INSTRUCTIONS TO FOLLOW
Write out the full set of records below exactly.

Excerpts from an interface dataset
************
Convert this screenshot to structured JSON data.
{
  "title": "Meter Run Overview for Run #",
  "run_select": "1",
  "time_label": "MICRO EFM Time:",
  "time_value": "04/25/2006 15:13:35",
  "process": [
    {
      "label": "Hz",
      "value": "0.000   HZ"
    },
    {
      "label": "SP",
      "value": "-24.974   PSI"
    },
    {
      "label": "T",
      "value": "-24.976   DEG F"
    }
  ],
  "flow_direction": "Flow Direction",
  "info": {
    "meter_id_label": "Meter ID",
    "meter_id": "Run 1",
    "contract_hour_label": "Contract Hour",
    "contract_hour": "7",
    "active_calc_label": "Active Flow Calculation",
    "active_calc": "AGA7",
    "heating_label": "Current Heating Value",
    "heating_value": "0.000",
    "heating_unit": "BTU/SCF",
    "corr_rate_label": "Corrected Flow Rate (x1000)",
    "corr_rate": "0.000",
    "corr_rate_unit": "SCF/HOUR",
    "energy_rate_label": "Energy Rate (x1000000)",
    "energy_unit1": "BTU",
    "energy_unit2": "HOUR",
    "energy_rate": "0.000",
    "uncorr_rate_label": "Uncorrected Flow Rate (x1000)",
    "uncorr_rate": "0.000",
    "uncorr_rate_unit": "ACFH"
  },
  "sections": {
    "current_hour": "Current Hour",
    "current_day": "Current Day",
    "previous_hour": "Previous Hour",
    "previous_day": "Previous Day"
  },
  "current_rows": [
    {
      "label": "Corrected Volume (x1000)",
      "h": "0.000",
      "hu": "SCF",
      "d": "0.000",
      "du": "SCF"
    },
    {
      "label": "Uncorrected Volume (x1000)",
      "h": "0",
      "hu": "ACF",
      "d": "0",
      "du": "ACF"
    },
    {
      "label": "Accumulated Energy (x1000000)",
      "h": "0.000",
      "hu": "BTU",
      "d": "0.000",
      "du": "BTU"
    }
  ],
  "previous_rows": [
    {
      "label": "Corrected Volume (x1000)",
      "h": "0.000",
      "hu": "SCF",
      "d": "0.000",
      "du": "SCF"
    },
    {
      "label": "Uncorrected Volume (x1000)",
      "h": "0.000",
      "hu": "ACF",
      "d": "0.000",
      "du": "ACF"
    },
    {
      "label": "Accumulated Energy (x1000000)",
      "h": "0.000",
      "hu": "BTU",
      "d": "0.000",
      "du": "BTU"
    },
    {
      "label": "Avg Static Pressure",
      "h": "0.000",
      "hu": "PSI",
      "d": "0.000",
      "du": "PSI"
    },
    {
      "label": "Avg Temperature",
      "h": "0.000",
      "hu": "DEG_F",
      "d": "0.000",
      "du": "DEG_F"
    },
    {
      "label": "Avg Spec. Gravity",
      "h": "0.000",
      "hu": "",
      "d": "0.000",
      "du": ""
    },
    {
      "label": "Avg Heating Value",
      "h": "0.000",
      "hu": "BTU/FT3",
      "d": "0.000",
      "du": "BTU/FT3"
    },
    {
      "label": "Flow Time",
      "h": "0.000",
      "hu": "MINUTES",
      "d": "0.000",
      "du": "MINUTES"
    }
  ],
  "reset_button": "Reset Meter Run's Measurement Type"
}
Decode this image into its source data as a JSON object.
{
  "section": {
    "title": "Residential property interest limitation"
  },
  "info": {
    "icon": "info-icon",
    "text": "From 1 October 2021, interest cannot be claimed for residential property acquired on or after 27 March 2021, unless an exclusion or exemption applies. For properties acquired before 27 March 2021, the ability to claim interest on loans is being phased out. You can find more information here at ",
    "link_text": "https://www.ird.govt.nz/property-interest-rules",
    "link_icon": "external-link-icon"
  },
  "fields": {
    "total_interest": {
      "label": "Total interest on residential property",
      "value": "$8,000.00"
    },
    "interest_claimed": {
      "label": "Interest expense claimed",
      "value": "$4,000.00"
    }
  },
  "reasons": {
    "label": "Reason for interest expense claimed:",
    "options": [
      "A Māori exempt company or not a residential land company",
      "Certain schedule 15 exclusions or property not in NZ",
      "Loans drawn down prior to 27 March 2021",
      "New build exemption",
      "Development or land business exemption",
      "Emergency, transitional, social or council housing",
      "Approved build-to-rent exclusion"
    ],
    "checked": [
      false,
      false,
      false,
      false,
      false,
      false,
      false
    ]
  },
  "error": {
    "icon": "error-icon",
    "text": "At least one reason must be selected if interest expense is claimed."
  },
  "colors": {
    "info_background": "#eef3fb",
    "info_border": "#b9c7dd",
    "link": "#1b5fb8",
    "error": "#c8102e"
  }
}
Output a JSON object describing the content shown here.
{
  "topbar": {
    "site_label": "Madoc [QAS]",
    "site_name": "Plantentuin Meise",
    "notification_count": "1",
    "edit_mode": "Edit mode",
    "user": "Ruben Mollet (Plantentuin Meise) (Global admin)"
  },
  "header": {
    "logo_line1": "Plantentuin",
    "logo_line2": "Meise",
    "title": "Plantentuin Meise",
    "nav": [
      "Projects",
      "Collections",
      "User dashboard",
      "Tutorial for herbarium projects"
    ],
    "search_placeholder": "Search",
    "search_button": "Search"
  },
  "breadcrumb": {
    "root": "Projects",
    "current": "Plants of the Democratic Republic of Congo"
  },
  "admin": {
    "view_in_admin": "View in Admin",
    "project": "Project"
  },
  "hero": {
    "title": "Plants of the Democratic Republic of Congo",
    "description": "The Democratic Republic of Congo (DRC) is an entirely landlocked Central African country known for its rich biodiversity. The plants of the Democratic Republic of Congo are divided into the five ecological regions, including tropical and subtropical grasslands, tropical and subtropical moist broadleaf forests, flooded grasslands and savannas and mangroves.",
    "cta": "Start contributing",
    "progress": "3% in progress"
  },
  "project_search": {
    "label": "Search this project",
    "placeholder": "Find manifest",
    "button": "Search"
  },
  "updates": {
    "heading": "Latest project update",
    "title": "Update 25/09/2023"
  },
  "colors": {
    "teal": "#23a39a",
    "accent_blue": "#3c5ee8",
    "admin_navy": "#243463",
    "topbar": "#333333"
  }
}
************
EXERCISE RESULT
Convert this screenshot to structured JSON data.
{
  "title": "Meter Run Overview for Run #",
  "run_select": "1",
  "time_label": "MICRO EFM Time:",
  "time_value": "04/25/2006 15:13:35",
  "process": [
    {
      "label": "Hz",
      "value": "0.000   HZ"
    },
    {
      "label": "SP",
      "value": "-24.974   PSI"
    },
    {
      "label": "T",
      "value": "-24.976   DEG F"
    }
  ],
  "flow_direction": "Flow Direction",
  "info": {
    "meter_id_label": "Meter ID",
    "meter_id": "Run 1",
    "contract_hour_label": "Contract Hour",
    "contract_hour": "7",
    "active_calc_label": "Active Flow Calculation",
    "active_calc": "AGA7",
    "heating_label": "Current Heating Value",
    "heating_value": "0.000",
    "heating_unit": "BTU/SCF",
    "corr_rate_label": "Corrected Flow Rate (x1000)",
    "corr_rate": "0.000",
    "corr_rate_unit": "SCF/HOUR",
    "energy_rate_label": "Energy Rate (x1000000)",
    "energy_unit1": "BTU",
    "energy_unit2": "HOUR",
    "energy_rate": "0.000",
    "uncorr_rate_label": "Uncorrected Flow Rate (x1000)",
    "uncorr_rate": "0.000",
    "uncorr_rate_unit": "ACFH"
  },
  "sections": {
    "current_hour": "Current Hour",
    "current_day": "Current Day",
    "previous_hour": "Previous Hour",
    "previous_day": "Previous Day"
  },
  "current_rows": [
    {
      "label": "Corrected Volume (x1000)",
      "h": "0.000",
      "hu": "SCF",
      "d": "0.000",
      "du": "SCF"
    },
    {
      "label": "Uncorrected Volume (x1000)",
      "h": "0",
      "hu": "ACF",
      "d": "0",
      "du": "ACF"
    },
    {
      "label": "Accumulated Energy (x1000000)",
      "h": "0.000",
      "hu": "BTU",
      "d": "0.000",
      "du": "BTU"
    }
  ],
  "previous_rows": [
    {
      "label": "Corrected Volume (x1000)",
      "h": "0.000",
      "hu": "SCF",
      "d": "0.000",
      "du": "SCF"
    },
    {
      "label": "Uncorrected Volume (x1000)",
      "h": "0.000",
      "hu": "ACF",
      "d": "0.000",
      "du": "ACF"
    },
    {
      "label": "Accumulated Energy (x1000000)",
      "h": "0.000",
      "hu": "BTU",
      "d": "0.000",
      "du": "BTU"
    },
    {
      "label": "Avg Static Pressure",
      "h": "0.000",
      "hu": "PSI",
      "d": "0.000",
      "du": "PSI"
    },
    {
      "label": "Avg Temperature",
      "h": "0.000",
      "hu": "DEG_F",
      "d": "0.000",
      "du": "DEG_F"
    },
    {
      "label": "Avg Spec. Gravity",
      "h": "0.000",
      "hu": "",
      "d": "0.000",
      "du": ""
    },
    {
      "label": "Avg Heating Value",
      "h": "0.000",
      "hu": "BTU/FT3",
      "d": "0.000",
      "du": "BTU/FT3"
    },
    {
      "label": "Flow Time",
      "h": "0.000",
      "hu": "MINUTES",
      "d": "0.000",
      "du": "MINUTES"
    }
  ],
  "reset_button": "Reset Meter Run's Measurement Type"
}
Decode this image into its source data as a JSON object.
{
  "section": {
    "title": "Residential property interest limitation"
  },
  "info": {
    "icon": "info-icon",
    "text": "From 1 October 2021, interest cannot be claimed for residential property acquired on or after 27 March 2021, unless an exclusion or exemption applies. For properties acquired before 27 March 2021, the ability to claim interest on loans is being phased out. You can find more information here at ",
    "link_text": "https://www.ird.govt.nz/property-interest-rules",
    "link_icon": "external-link-icon"
  },
  "fields": {
    "total_interest": {
      "label": "Total interest on residential property",
      "value": "$8,000.00"
    },
    "interest_claimed": {
      "label": "Interest expense claimed",
      "value": "$4,000.00"
    }
  },
  "reasons": {
    "label": "Reason for interest expense claimed:",
    "options": [
      "A Māori exempt company or not a residential land company",
      "Certain schedule 15 exclusions or property not in NZ",
      "Loans drawn down prior to 27 March 2021",
      "New build exemption",
      "Development or land business exemption",
      "Emergency, transitional, social or council housing",
      "Approved build-to-rent exclusion"
    ],
    "checked": [
      false,
      false,
      false,
      false,
      false,
      false,
      false
    ]
  },
  "error": {
    "icon": "error-icon",
    "text": "At least one reason must be selected if interest expense is claimed."
  },
  "colors": {
    "info_background": "#eef3fb",
    "info_border": "#b9c7dd",
    "link": "#1b5fb8",
    "error": "#c8102e"
  }
}
Output a JSON object describing the content shown here.
{
  "topbar": {
    "site_label": "Madoc [QAS]",
    "site_name": "Plantentuin Meise",
    "notification_count": "1",
    "edit_mode": "Edit mode",
    "user": "Ruben Mollet (Plantentuin Meise) (Global admin)"
  },
  "header": {
    "logo_line1": "Plantentuin",
    "logo_line2": "Meise",
    "title": "Plantentuin Meise",
    "nav": [
      "Projects",
      "Collections",
      "User dashboard",
      "Tutorial for herbarium projects"
    ],
    "search_placeholder": "Search",
    "search_button": "Search"
  },
  "breadcrumb": {
    "root": "Projects",
    "current": "Plants of the Democratic Republic of Congo"
  },
  "admin": {
    "view_in_admin": "View in Admin",
    "project": "Project"
  },
  "hero": {
    "title": "Plants of the Democratic Republic of Congo",
    "description": "The Democratic Republic of Congo (DRC) is an entirely landlocked Central African country known for its rich biodiversity. The plants of the Democratic Republic of Congo are divided into the five ecological regions, including tropical and subtropical grasslands, tropical and subtropical moist broadleaf forests, flooded grasslands and savannas and mangroves.",
    "cta": "Start contributing",
    "progress": "3% in progress"
  },
  "project_search": {
    "label": "Search this project",
    "placeholder": "Find manifest",
    "button": "Search"
  },
  "updates": {
    "heading": "Latest project update",
    "title": "Update 25/09/2023"
  },
  "colors": {
    "teal": "#23a39a",
    "accent_blue": "#3c5ee8",
    "admin_navy": "#243463",
    "topbar": "#333333"
  }
}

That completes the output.